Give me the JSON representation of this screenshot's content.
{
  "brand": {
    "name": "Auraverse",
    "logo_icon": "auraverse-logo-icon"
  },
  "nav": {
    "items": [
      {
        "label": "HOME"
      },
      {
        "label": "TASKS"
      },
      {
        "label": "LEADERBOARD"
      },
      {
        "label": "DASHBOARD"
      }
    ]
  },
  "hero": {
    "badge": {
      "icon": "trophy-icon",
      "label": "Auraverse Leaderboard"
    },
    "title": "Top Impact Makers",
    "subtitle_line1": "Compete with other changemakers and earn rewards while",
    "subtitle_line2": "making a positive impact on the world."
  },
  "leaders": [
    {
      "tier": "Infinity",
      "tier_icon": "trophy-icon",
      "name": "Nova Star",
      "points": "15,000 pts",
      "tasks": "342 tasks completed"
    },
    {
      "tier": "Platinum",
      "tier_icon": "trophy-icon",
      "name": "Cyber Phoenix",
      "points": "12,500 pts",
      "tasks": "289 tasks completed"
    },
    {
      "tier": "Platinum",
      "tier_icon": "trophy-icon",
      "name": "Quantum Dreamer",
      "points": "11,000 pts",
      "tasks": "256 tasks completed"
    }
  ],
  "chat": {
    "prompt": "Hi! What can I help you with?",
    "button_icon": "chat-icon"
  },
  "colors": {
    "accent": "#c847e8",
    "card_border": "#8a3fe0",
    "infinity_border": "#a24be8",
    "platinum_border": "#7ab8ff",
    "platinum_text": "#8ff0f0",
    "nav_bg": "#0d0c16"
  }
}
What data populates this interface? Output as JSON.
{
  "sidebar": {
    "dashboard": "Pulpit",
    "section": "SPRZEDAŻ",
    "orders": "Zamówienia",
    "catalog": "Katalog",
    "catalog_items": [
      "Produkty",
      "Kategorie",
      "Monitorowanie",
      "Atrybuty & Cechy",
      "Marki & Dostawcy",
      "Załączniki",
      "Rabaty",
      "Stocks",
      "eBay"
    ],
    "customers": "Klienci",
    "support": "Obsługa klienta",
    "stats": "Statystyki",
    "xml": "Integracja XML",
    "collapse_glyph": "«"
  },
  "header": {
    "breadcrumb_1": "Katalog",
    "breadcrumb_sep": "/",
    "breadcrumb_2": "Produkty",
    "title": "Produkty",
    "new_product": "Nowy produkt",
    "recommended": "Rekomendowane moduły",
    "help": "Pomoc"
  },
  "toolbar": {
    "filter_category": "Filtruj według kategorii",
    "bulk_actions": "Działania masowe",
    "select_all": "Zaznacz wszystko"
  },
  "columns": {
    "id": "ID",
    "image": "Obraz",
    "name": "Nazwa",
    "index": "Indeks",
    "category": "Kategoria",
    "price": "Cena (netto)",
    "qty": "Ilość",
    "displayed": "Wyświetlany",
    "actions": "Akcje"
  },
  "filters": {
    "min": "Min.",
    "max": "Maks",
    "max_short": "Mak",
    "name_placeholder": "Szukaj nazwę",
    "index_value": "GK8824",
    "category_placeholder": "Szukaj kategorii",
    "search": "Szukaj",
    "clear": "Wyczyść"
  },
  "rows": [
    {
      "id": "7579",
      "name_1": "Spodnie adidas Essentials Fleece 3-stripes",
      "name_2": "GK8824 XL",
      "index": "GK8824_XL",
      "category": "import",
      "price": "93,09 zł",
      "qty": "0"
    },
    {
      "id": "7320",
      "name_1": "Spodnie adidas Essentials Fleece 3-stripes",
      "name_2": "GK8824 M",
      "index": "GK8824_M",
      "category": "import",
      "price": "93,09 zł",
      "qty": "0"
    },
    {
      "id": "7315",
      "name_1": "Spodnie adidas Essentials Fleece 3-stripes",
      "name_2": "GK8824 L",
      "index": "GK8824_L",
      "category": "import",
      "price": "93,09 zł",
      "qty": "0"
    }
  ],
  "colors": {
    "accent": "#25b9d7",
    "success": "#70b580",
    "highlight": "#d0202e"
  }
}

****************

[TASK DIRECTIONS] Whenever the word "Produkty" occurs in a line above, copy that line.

[RESULT OF THIS TASK]
      "Produkty",
    "breadcrumb_2": "Produkty",
    "title": "Produkty",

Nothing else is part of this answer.